Great attention is given to detail -- getting the skin tones just right, adding tiny touches such as feathering in eyebrows with a pencil and utilizing a particular shade of light pink for the toenails. Once the proper look is achieved, the vinyl parts go into the oven.
"We have to bake their heads, I hate to tell you," Jean said with a smile. "Eight minutes at 265 degrees to set the paint."
Adding the eyes can be tricky, and Jean's husband Kern is often called upon to maneuver the glass disks into place. The heads and limbs are then attached to a cloth torso, but even the body is filled with materials that simulate the feel of a baby's bottom. Some people go as far as inserting a "wonder wafer" that emits the smell of baby powder.
For the baby's hair, mohair fibers are inserted, strand by strand, by poking a felting needle into the head.
"There are people who raise goats just for this, and it can cost up to $60 for half an ounce," she said, demonstrating how the needle is jabbed repeatedly into the scalp. "You just keep doing it and doing it and doing it. I like to do it during football games. It can take up to 40 hours just to do the hair."
Once the hair is styled to Jean's satisfaction, the doll is basically complete, except for its wardrobe. The dolls wear infant-sized duds, and Jean takes great delight in picking out the perfect outfit for each doll.
"I buy most of it," Jean said about the clothing, even though she's a skilled seamstress. "I've got 42 smocked dresses right now hanging in the closet."
Like many reborn enthusiasts, Jean talks to and about the dolls almost as if they were living, breathing entities.
"I put them in their winter jammies the other day," she said, referring to the collection of dolls that inhabits a cabinet in the Schwartzes' bedroom. "When I send one out to somebody during the winter, I wrap them up real warm, and I always give them a stuffed animal so they won't be afraid."
Although she occasionally comes across a doll with features that become a boy, most of Jean's creations are female.
"I do open-eyed girls the most," she noted, "although I'm starting to do a few closed-eyes ones and a couple of boys."
Contrary to form, Jean recently reborned a boy doll with closed eyes, as well as dark skin and curly black hair -- baby Jesus. The doll, swaddled in linen, will be utilized during the upcoming Christmas program at American Lutheran Church in Worthington.
"He's only going to live at church during Christmas. He lives with me the rest of the year," Jean asserted.
The reborn dolls are intended more as adult collectibles than children's toys.
"They're not recommended for children younger than 12," Jean said. "It's not a toy. It's a keepsake. My granddaughters know they can't touch them. I have eight granddaughters, two daughters, two daughter-in-laws. Someday they'll all get one as a legacy from grandma."

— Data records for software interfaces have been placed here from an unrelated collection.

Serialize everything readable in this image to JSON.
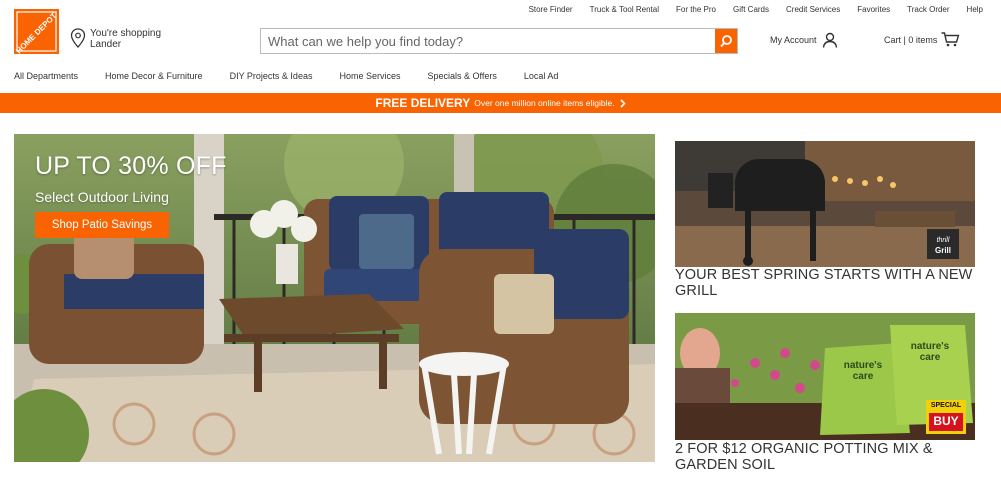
{
  "header": {
    "logo_text": "THE HOME DEPOT",
    "store_line1": "You're shopping",
    "store_line2": "Lander",
    "search_placeholder": "What can we help you find today?",
    "account_label": "My Account",
    "cart_label": "Cart | 0 items",
    "top_links": [
      "Store Finder",
      "Truck & Tool Rental",
      "For the Pro",
      "Gift Cards",
      "Credit Services",
      "Favorites",
      "Track Order",
      "Help"
    ]
  },
  "nav": {
    "items": [
      "All Departments",
      "Home Decor & Furniture",
      "DIY Projects & Ideas",
      "Home Services",
      "Specials & Offers",
      "Local Ad"
    ]
  },
  "promo_bar": {
    "headline": "FREE DELIVERY",
    "detail": "Over one million online items eligible."
  },
  "hero": {
    "headline": "UP TO 30% OFF",
    "subhead": "Select Outdoor Living",
    "cta": "Shop Patio Savings"
  },
  "tiles": [
    {
      "caption": "YOUR BEST SPRING STARTS WITH A NEW GRILL",
      "badge": "thrill Grill"
    },
    {
      "caption": "2 FOR $12 ORGANIC POTTING MIX & GARDEN SOIL",
      "badge_top": "SPECIAL",
      "badge_bottom": "BUY",
      "bag_label": "nature's care"
    }
  ],
  "colors": {
    "brand_orange": "#f96302"
  }
}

The doll forms have names, but since they are apt to make multiples of a particular model, many reborn artists christen their creations with a new individual moniker.
"Most people say, 'The name just comes to me,'" Jean related. "That doesn't happen for me. I have trouble giving them names."
But Jean has no difficulty infusing her dolls with a bit of individual personality.
"She's full of the devil," she said, pointing to a doll with sparkling eyes sitting on the sofa in her living room, a twinkle also shining in her own. "I have three or four of her, and I have to keep them separated or they'll get up to some mischief."